═════ Available data ═════

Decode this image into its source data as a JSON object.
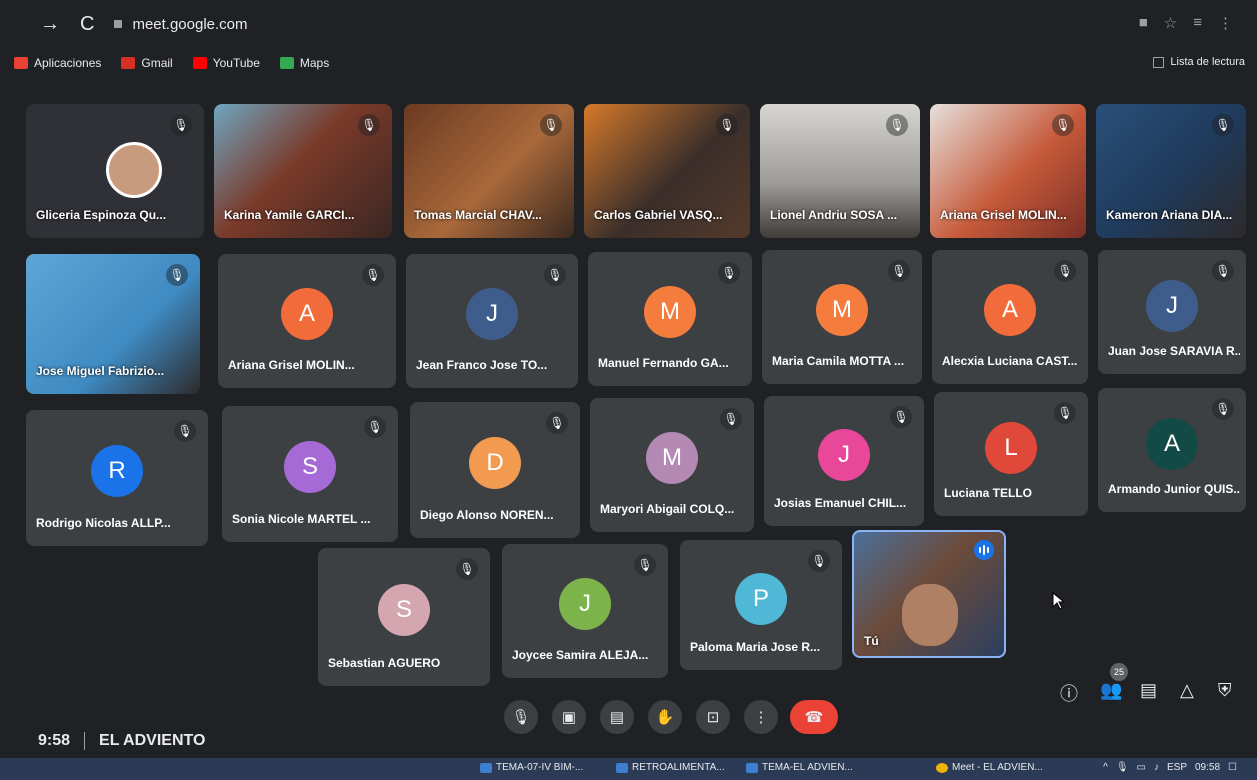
{
  "browser": {
    "url": "meet.google.com",
    "bookmarks": [
      {
        "label": "Aplicaciones",
        "color": "#ea4335"
      },
      {
        "label": "Gmail",
        "color": "#d93025"
      },
      {
        "label": "YouTube",
        "color": "#ff0000"
      },
      {
        "label": "Maps",
        "color": "#34a853"
      }
    ],
    "reading_list": "Lista de lectura"
  },
  "participants": [
    {
      "name": "Gliceria Espinoza Qu...",
      "initial": "",
      "color": "",
      "video": "profile"
    },
    {
      "name": "Karina Yamile GARCI...",
      "initial": "",
      "color": "",
      "video": "camera"
    },
    {
      "name": "Tomas Marcial CHAV...",
      "initial": "",
      "color": "",
      "video": "camera"
    },
    {
      "name": "Carlos Gabriel VASQ...",
      "initial": "",
      "color": "",
      "video": "camera"
    },
    {
      "name": "Lionel Andriu SOSA ...",
      "initial": "",
      "color": "",
      "video": "camera"
    },
    {
      "name": "Ariana Grisel MOLIN...",
      "initial": "",
      "color": "",
      "video": "camera"
    },
    {
      "name": "Kameron Ariana DIA...",
      "initial": "",
      "color": "",
      "video": "camera"
    },
    {
      "name": "Jose Miguel Fabrizio...",
      "initial": "",
      "color": "",
      "video": "camera"
    },
    {
      "name": "Ariana Grisel MOLIN...",
      "initial": "A",
      "color": "#f26b3a"
    },
    {
      "name": "Jean Franco Jose TO...",
      "initial": "J",
      "color": "#3f5d8c"
    },
    {
      "name": "Manuel Fernando GA...",
      "initial": "M",
      "color": "#f47c3c"
    },
    {
      "name": "Maria Camila MOTTA ...",
      "initial": "M",
      "color": "#f47c3c"
    },
    {
      "name": "Alecxia Luciana CAST...",
      "initial": "A",
      "color": "#f26b3a"
    },
    {
      "name": "Juan Jose SARAVIA R...",
      "initial": "J",
      "color": "#3f5d8c"
    },
    {
      "name": "Rodrigo Nicolas ALLP...",
      "initial": "R",
      "color": "#1a73e8"
    },
    {
      "name": "Sonia Nicole MARTEL ...",
      "initial": "S",
      "color": "#a56ad6"
    },
    {
      "name": "Diego Alonso NOREN...",
      "initial": "D",
      "color": "#f29a50"
    },
    {
      "name": "Maryori Abigail COLQ...",
      "initial": "M",
      "color": "#b48ab4"
    },
    {
      "name": "Josias Emanuel CHIL...",
      "initial": "J",
      "color": "#e8479a"
    },
    {
      "name": "Luciana TELLO",
      "initial": "L",
      "color": "#e0483a"
    },
    {
      "name": "Armando Junior QUIS...",
      "initial": "A",
      "color": "#124b45"
    },
    {
      "name": "Sebastian AGUERO",
      "initial": "S",
      "color": "#d4a6b0"
    },
    {
      "name": "Joycee Samira ALEJA...",
      "initial": "J",
      "color": "#7cb34a"
    },
    {
      "name": "Paloma Maria Jose R...",
      "initial": "P",
      "color": "#4fb8d6"
    },
    {
      "name": "Tú",
      "initial": "",
      "color": "",
      "video": "self"
    }
  ],
  "meeting": {
    "time": "9:58",
    "title": "EL ADVIENTO",
    "participant_count": "25",
    "muted_icon": "mic-off-icon"
  },
  "controls": [
    "mic-icon",
    "camera-icon",
    "captions-icon",
    "raise-hand-icon",
    "present-icon",
    "more-icon",
    "end-call-icon"
  ],
  "taskbar": {
    "items": [
      "TEMA-07-IV BIM-...",
      "RETROALIMENTA...",
      "TEMA-EL ADVIEN...",
      "Meet - EL ADVIEN..."
    ],
    "lang": "ESP",
    "clock": "09:58"
  }
}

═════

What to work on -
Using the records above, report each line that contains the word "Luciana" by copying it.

Answer to this task -
      "name": "Alecxia Luciana CAST...",
      "name": "Luciana TELLO",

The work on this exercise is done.